Emergency legislation rushed through parliament to impose tough conditions on more than 90 people released from immigration detention could face a legal challenge.
The government was forced to free the group after the High Court overturned a 20-year precedent, ruling it was illegal to detain people indefinitely.
There was little to no prospect of deportation as the refugees were either stateless or would not be resettled by a third country because of their criminal histories.
The group included three murderers and a number of sex offenders.
Prime Minister Anthony Albanese defended his government for not having legislation ready to respond.
"It was not anticipated for 20 years that this would occur - as soon as it occurred we were ready to go," he told Sky News on Monday.
"We've acted within days of this High Court ruling."
The government and coalition teamed up to tighten visa requirements for those released, including fitting them with ankle monitors and imposing prison time for breaches.
Constitutional expert George Williams said it was likely the new measures would face another court challenge.
"The law does not restore detention and so does not cut across the recent High Court decision," he told AAP.
"The most likely avenue of attack is that these measures are punitive and can only be imposed by a court.
"It's not clear though that these measures require judicial involvement as they do not amount to punishing criminal guilt."
Home Affairs Minister Clare O'Neil said the government was tackling the High Court's ruling in three phases.
This included standing up a joint Australian Federal Police and Border Force response to case manage the cohort and putting in place the new community protections, which has been completed.
The legislation will be refined and a long term response developed after the court releases its full decision in the new year.
"We just may have further implications for the way the Commonwealth handles detention," Ms O'Neil said in Canberra on Monday.
Some proposed coalition amendments had to be changed after the government received legal advice they might have risked the law's validity.
The 93 people are part of a broader 340-strong cohort in immigration detention for more than a year.
Human rights groups have slammed the new laws as a disproportionate response, with a large number of those people released having committed minor offences.
Asked why the group was being treated more severely compared with other serious offenders, Ms O'Neil said she didn't want to see these people in the community.

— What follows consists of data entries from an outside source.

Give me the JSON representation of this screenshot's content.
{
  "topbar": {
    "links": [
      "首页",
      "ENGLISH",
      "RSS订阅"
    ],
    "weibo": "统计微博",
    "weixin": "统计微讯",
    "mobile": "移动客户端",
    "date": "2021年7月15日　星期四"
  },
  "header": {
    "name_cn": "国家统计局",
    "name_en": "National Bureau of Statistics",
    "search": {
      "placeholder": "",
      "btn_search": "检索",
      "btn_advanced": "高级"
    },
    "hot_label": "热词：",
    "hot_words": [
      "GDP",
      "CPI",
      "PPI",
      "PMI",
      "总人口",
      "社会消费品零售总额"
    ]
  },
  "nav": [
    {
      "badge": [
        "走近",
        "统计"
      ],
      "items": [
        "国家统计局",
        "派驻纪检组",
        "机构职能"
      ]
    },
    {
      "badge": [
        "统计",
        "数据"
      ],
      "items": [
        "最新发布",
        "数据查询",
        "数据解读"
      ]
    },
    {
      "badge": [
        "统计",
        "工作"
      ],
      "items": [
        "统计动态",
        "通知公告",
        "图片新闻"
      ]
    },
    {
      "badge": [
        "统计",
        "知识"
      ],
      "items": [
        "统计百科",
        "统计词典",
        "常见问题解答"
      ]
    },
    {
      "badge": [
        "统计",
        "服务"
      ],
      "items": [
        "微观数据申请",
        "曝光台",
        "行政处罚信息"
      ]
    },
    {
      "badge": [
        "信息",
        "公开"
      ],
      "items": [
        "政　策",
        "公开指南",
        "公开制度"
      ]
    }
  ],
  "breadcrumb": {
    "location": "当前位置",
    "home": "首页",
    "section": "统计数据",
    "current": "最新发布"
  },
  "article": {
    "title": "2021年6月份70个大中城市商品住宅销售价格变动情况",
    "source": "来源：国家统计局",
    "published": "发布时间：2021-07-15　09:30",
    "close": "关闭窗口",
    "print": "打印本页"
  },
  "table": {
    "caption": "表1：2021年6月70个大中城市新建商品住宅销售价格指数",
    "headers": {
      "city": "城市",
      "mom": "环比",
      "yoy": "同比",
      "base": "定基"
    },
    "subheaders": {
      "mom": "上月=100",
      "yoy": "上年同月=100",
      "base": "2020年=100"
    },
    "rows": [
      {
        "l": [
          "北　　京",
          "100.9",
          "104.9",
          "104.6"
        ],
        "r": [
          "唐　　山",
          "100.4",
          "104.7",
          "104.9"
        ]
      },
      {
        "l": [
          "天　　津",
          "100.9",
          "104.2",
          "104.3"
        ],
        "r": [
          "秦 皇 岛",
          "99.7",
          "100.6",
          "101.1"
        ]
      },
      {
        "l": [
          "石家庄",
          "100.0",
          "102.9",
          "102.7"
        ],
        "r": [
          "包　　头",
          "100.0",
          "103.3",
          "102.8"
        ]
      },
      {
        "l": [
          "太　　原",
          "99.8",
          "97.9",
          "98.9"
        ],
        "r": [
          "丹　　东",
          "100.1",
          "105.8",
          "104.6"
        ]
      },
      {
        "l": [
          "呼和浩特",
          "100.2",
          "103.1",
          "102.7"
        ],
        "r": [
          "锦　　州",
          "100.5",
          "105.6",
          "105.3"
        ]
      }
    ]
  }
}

"We have had to release this cohort of people because of a decision of the High Court of Australia and every decision we make about this case going forward will be focused on the community protection of our citizens," she said.